Start of Records provided

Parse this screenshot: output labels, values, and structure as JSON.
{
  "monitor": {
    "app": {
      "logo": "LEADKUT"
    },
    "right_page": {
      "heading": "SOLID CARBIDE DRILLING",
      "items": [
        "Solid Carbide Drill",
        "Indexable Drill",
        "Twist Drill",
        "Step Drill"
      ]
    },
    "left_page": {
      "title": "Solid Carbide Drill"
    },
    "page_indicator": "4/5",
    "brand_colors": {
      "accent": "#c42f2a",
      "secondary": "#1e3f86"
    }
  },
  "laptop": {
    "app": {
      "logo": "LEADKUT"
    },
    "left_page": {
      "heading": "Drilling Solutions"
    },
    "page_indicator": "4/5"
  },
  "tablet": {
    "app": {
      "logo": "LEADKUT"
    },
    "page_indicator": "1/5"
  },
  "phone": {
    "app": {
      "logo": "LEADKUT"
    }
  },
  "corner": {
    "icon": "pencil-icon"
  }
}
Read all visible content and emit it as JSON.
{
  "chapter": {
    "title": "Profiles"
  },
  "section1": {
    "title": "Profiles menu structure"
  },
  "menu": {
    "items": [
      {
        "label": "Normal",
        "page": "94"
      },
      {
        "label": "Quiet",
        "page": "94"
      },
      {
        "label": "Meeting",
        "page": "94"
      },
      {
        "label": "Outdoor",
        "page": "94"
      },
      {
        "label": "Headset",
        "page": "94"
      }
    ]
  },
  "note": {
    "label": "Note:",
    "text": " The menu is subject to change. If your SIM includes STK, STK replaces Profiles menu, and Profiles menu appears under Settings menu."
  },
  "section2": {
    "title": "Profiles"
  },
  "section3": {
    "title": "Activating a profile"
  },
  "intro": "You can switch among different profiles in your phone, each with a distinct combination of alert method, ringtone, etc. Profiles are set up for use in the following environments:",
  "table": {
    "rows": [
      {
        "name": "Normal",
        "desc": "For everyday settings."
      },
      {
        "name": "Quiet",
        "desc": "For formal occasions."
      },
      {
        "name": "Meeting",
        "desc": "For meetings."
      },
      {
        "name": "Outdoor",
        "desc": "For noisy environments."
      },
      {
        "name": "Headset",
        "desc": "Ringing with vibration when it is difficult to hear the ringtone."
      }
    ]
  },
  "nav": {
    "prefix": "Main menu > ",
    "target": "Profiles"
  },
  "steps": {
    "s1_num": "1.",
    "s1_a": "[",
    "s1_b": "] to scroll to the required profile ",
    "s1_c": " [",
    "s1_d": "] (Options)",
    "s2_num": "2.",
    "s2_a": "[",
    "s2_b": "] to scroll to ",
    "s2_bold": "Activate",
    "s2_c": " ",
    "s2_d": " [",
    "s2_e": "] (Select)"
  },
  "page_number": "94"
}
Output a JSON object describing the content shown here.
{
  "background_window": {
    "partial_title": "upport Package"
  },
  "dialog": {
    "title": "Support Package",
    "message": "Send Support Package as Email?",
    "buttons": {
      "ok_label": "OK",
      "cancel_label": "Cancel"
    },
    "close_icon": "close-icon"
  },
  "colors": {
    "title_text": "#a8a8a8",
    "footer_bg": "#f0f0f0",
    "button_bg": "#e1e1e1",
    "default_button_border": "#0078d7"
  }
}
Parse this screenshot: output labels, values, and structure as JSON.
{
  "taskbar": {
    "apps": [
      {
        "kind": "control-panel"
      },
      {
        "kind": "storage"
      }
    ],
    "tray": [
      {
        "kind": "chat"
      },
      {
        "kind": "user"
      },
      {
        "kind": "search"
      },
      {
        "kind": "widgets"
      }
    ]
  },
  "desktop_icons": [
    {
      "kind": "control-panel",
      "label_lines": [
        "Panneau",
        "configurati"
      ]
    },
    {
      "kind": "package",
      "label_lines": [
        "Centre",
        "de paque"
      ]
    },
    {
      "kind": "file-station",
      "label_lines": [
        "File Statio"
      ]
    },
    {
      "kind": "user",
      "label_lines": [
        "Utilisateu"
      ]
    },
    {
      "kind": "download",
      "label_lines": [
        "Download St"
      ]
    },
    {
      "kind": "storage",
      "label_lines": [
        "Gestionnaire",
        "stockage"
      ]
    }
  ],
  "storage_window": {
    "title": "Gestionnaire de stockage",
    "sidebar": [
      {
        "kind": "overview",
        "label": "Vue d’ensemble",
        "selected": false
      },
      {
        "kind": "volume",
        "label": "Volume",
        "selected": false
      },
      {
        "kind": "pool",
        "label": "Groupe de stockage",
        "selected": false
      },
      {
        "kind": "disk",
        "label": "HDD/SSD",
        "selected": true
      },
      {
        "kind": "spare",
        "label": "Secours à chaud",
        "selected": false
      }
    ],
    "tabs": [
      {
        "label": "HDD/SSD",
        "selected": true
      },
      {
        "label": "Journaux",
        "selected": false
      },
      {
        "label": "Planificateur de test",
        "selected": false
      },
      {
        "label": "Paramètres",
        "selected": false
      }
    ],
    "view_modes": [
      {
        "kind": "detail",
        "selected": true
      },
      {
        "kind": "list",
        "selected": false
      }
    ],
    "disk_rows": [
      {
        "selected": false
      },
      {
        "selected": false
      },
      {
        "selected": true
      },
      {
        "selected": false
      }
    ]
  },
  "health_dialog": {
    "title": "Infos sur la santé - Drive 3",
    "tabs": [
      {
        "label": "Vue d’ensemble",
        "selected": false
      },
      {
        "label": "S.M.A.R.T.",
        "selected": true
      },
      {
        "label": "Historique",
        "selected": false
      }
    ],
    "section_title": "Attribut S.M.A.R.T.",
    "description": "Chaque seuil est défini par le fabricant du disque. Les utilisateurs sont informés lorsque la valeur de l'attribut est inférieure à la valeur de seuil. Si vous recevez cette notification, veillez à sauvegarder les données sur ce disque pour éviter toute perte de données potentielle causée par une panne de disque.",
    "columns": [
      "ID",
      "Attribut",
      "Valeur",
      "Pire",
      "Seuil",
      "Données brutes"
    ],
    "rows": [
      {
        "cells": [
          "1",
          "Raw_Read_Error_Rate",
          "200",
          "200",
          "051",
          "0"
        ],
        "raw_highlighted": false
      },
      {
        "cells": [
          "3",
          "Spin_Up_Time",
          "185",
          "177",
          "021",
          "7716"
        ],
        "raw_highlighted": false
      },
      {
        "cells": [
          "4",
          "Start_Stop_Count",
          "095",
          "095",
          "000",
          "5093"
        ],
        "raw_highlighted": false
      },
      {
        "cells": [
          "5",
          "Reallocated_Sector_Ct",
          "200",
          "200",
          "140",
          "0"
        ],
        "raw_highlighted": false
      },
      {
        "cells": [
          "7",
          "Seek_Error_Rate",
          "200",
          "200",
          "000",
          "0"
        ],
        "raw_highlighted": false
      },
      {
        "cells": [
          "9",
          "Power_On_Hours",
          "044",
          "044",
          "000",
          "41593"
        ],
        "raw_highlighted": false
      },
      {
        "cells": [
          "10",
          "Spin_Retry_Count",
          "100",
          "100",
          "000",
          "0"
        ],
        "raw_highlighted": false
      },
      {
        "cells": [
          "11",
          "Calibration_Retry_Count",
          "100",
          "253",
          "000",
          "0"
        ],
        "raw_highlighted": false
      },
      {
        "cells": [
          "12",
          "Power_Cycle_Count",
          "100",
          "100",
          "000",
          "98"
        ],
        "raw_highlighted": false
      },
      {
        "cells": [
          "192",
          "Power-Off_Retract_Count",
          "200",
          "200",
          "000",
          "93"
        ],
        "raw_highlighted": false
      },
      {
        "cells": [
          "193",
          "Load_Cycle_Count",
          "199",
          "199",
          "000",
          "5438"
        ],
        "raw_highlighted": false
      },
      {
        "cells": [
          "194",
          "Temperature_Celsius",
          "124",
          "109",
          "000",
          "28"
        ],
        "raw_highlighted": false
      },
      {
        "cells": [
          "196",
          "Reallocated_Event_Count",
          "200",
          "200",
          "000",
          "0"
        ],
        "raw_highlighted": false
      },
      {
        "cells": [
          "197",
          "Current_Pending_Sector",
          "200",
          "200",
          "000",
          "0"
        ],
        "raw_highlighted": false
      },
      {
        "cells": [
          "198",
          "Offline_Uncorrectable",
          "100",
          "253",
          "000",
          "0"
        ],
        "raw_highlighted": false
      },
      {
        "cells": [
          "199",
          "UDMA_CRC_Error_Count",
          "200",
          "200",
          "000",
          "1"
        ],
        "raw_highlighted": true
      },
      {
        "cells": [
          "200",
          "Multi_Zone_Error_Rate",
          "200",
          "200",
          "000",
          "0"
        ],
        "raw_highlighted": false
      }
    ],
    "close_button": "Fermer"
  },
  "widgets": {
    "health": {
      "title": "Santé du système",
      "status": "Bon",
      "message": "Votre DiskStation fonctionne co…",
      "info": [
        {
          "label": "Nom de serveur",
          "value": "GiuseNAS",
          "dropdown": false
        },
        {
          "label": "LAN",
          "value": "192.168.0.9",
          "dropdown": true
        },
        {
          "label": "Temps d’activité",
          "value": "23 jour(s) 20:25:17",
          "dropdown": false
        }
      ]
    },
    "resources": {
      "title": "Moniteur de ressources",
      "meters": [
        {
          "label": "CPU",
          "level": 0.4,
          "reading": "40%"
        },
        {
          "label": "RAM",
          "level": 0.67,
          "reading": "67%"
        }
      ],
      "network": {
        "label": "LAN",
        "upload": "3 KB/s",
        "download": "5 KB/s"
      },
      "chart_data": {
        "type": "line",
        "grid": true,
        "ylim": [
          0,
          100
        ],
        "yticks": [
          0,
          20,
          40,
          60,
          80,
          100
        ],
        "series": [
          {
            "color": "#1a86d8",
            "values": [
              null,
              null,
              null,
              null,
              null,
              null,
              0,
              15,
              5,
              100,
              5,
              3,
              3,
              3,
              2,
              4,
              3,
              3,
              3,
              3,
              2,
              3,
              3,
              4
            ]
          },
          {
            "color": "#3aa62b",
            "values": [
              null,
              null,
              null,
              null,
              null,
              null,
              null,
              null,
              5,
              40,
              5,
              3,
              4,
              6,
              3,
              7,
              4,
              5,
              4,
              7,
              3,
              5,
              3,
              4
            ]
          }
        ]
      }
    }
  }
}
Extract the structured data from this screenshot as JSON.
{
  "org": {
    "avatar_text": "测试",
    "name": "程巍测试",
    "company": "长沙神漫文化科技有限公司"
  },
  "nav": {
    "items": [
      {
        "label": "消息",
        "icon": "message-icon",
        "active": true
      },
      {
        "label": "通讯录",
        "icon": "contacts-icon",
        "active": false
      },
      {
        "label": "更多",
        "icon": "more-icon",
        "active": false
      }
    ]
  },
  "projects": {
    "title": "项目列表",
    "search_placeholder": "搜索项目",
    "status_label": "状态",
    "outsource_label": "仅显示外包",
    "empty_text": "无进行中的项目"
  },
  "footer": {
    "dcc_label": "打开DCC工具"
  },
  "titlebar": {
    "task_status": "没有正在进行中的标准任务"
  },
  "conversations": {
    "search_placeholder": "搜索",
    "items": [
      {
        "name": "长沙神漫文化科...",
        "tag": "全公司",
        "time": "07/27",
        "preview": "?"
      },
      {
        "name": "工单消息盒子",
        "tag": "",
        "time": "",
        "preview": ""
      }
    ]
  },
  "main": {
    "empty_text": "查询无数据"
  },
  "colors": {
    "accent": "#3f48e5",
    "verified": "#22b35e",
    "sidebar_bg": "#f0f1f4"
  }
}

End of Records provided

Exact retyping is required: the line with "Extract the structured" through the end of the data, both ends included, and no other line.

__Solution below__:
Extract the structured data from this screenshot as JSON.
{
  "org": {
    "avatar_text": "测试",
    "name": "程巍测试",
    "company": "长沙神漫文化科技有限公司"
  },
  "nav": {
    "items": [
      {
        "label": "消息",
        "icon": "message-icon",
        "active": true
      },
      {
        "label": "通讯录",
        "icon": "contacts-icon",
        "active": false
      },
      {
        "label": "更多",
        "icon": "more-icon",
        "active": false
      }
    ]
  },
  "projects": {
    "title": "项目列表",
    "search_placeholder": "搜索项目",
    "status_label": "状态",
    "outsource_label": "仅显示外包",
    "empty_text": "无进行中的项目"
  },
  "footer": {
    "dcc_label": "打开DCC工具"
  },
  "titlebar": {
    "task_status": "没有正在进行中的标准任务"
  },
  "conversations": {
    "search_placeholder": "搜索",
    "items": [
      {
        "name": "长沙神漫文化科...",
        "tag": "全公司",
        "time": "07/27",
        "preview": "?"
      },
      {
        "name": "工单消息盒子",
        "tag": "",
        "time": "",
        "preview": ""
      }
    ]
  },
  "main": {
    "empty_text": "查询无数据"
  },
  "colors": {
    "accent": "#3f48e5",
    "verified": "#22b35e",
    "sidebar_bg": "#f0f1f4"
  }
}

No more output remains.